The Great Epiphany; Fun and Colourful
Epiphany: Swarm Blur Sharyn’s Shed Series (300 x 200mm)
The Epiphany series are glass sketches with colourful enamels fired onto the surface, edged with copper, and with an optional oak stand.
The sketches are colourful abstracts inspired by aspects of an experience, painted onto glass with a history, previously a shed window or a greenhouse or a front door, so has had all kinds of experiences reflected in the surface.
I paint with glass enamels, a practice started when first at art college and which has developed in many different directions in my work since. Enamel is a permanent colour that won’t fade in sunlight.
The glass sketch sizes are significant, as I have drawn them in sketchbooks that are either A4 or postcard sized for decades so this reflects my practice.
This series of sketches started during weekly Sculptors Drawing Space, which is a shared platform where creatives from all over the world share quiet drawing time, initiated, and presided over by Mark Richards, a fellow sculptor, where each participant draws independently and shares audio, listening to others mark marking.
Summertime Sharyn’s Shed Series (300 x 200mm)
Wink gallery are showing Epiphany works on glass salvaged from another family’s garden shed, in the New Forest. The colour sketches are about stories I have heard of the family, like their bees swarming or a black bird building a nest and laying eggs inside the shed. These sketches are like memories or dreams once reflected in the glass of the windows, moments captured or reimagined.

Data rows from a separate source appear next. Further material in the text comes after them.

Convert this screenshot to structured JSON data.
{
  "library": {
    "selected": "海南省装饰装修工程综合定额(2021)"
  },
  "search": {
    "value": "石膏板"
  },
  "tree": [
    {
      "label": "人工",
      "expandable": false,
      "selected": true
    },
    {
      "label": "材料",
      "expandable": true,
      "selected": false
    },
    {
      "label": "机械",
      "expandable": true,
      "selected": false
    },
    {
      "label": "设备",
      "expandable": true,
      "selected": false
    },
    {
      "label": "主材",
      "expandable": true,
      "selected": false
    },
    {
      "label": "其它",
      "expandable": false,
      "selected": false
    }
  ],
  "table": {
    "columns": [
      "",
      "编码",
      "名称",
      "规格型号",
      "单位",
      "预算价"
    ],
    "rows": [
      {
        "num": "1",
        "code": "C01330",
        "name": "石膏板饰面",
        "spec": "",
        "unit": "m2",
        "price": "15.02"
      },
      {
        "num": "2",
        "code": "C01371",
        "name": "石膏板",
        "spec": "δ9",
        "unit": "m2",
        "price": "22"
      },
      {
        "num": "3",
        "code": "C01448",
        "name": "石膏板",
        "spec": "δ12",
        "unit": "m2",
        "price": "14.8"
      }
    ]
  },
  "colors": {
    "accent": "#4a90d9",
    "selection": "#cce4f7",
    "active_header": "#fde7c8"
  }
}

I find my own family transitioning into a next chapter as our children have grown up and left for university and work, I feel keenly the passing of time and the next phase beginning. This is on my mind as I consider another family living through cycles of life, replanting, harvesting, and adapting to new circumstances.
It’s a complicated time with climate change, a pandemic, uncertainty on many fronts. Using glass which has had a previous use as a shed window or a greenhouse or a front door, helps to reuse our precious resources in a creative and mindful manor. Aspects of life, mundane and dramatic were reflected in the glass over the years and this is a way of alluding to some of the memories. It also reuses a surface which although recyclable, often finds itself in landfill because of the way we don’t separate out different types of glass, which can lead to incompatibility problems. Ideally, we should reuse glass, refill bottles, recycle when necessary, not in place of cleaning.
Nest Sharyn’s Shed Series (300 x 200mm)
Robin Walter (2019) ‘Living With Trees’ https://blackwells.co.uk/bookshop/product/9781908213730?gC=5a105e8b&gclid=CjwKCAjwj6SEBhAOEiwAvFRuKMQJbVJfqLllPO1DZAk7dpVXp0-xH6ou06qsOMsiM4pXEO7l2QQpUBoCsuQQAvD_BwE
Adrian C. Newton (2021) ‘Ecosystem collapse and Recovery’ https://www.cambridge.org/gb/academic/subjects/life-sciences/ecology-and-conservation/ecosystem-collapse-and-recovery?format=PB
Walking the St Michaels Way, for the upcoming Tremenheere Sculpture Park exhibition
Published December 2022 Following on from Together We Rise at Chichester Cathedral, a group of sculptors,...
A new studio!
Published December 2022 Studio relocation August 2022 It has been wonderful to be by the...